The president had, once again, misrepresented the situation. The players are not, as a whole, protesting the national anthem. (There are bodies in the street, Kaepernick had said.) They are not protesting the flag. They are protesting police brutality against African Americans. They are protesting the lack of legal accountability for the officers who enact that violence. They are protesting, more broadly, the ways racism gets codified in America, the ways it is expanded from a personal evil into a societal one.
Here in Turlock, he absorbed every survival skill necessary to live phenomenally among white people, so expertly that they begin to make assumptions—not that you think you’re white, but that you’ve stopped concerning yourself with That Race Stuff, that you are finally content. It is a commonly unfair expectation thrown upon many an agreeable non-white person in a white space in America. But as a black man with a black biological father and a white biological mother, adopted by loving white parents who raised him in a majority white town to become a star three-sport athlete, a God-fearing Christian and a model citizen, this went well beyond the experience of a privileged American jock.
I loved this podcast from Bill Simmons, Jim Miller, and Bryan Curtis on the evolution of ESPN and their past and future. There’s some really interesting stories and tidbits about the company and where they made mistakes and missteps over the years.
Dr. Ann McKee, a neuropathologist, has examined the brains of 202 deceased football players. A broad survey of her findings was published on Tuesday in The Journal of the American Medical Association.
Of the 202 players, 111 of them played in the N.F.L. — and 110 of those were found to have chronic traumatic encephalopathy, or C.T.E., the degenerative disease believed to be caused by repeated blows to the head.
ESPN on Wednesday began another round of layoffs, this one aimed at on-air personalities, perhaps the starkest sign yet of the financial reckoning playing out in sports broadcasting as cord-cutting proliferates. […]
The network has lost more than 10 million subscribers over the past several years. At the same time, the cost of broadcasting major sports has continued to rise. ESPN committed to a 10-year, $15.2 billion deal with the N.F.L. in 2011; a nine-year, $12 billion deal with the N.B.A.; and a $7.3 billion deal for the college football playoffs, among many others.
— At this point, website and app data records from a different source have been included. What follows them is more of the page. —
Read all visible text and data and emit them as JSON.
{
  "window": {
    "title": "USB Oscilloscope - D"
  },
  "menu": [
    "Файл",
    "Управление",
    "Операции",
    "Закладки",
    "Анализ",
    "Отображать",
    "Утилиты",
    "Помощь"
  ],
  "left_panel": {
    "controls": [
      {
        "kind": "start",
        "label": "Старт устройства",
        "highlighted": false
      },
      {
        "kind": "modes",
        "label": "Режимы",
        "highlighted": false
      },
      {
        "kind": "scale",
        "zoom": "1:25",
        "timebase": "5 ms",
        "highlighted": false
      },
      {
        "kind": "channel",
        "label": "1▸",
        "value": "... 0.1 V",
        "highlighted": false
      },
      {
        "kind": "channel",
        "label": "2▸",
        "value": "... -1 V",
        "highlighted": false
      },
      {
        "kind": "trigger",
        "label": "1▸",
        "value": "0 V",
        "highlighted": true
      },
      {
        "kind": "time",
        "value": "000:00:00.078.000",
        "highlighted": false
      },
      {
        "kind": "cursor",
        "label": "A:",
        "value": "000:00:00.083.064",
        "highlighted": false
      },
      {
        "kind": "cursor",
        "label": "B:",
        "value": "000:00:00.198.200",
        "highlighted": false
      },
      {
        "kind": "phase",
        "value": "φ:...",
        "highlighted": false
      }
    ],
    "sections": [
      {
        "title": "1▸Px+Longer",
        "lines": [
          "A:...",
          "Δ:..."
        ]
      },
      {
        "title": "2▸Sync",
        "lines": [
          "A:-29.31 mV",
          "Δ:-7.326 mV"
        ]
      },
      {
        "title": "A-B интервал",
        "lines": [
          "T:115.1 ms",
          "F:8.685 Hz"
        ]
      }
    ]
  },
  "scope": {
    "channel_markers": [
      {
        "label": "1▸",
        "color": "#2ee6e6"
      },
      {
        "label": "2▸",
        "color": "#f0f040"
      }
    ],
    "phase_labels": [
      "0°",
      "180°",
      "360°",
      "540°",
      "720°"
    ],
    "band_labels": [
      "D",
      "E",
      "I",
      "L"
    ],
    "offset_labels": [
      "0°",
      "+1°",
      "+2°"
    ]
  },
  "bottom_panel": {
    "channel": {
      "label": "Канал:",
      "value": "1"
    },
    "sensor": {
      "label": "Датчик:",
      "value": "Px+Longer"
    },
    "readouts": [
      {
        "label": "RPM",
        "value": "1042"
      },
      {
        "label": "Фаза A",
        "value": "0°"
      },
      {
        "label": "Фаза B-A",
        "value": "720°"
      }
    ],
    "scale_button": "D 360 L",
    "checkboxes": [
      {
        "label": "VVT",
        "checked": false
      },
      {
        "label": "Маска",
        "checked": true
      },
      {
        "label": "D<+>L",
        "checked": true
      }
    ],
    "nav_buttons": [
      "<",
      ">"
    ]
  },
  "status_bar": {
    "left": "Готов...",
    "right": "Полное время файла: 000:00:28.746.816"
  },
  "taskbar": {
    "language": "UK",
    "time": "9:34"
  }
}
This is what’s mind-blowing about the ESPN layoffs. It’s possible that the money the network decided it had to cut is so big that it couldn’t just prune people from fading properties like SportsCenter, or more fully abandon its plan to colonize local sports pages, which had been evident for some time. Here is ESPN cutting a digital reporter covering its biggest growth sport — one of two writers it attached to maybe the most popular sports team on the planet right now.
By now you’ve probably seen the viral video of a Canadian announcer messing up the call while Michael Phelps wins yet another gold medal. Michael Rosenberg spoke with the announcer for Sports Illustrated and it’s a master class in taking responsibility and dedication to your profession:
He only has two requests. One is that I write that if an athlete messed up like that, we would want the athlete to talk, and that’s why he is doing this. He is no hypocrite. The second request is that I put the mistake entirely on him. When I ask if a producer or production assistant was in his earpiece during the race, he bristles. It’s his fault, he says. Entirely his. Write it that way.
Last week Bill Simmons announced his upcoming new website, The Ringer. Today his partnership with Medium for the publishing of said website has been announced. Edward Lichty’s post about the partnership is filed with PR platitudes but one line in particular set off my bullshit detector:
We eliminate the need for any investment in tech, provide access to a growing network oriented towards meaningful engagement, and deliver constant, always-on innovation from a world-class product development team, whether you’re a single blogger or a large commercial publication — all for free.
I think Medium is a really interesting product and a great environment for hosting medium to long form text — and I’ll continue to recommend it for a certain set of writers. But any company promising this sort of thing for free is really saying for right now. The other shoe drops eventually. I’d recommend a read of David Winer’s “Anywhere But Medium” for the counter argument.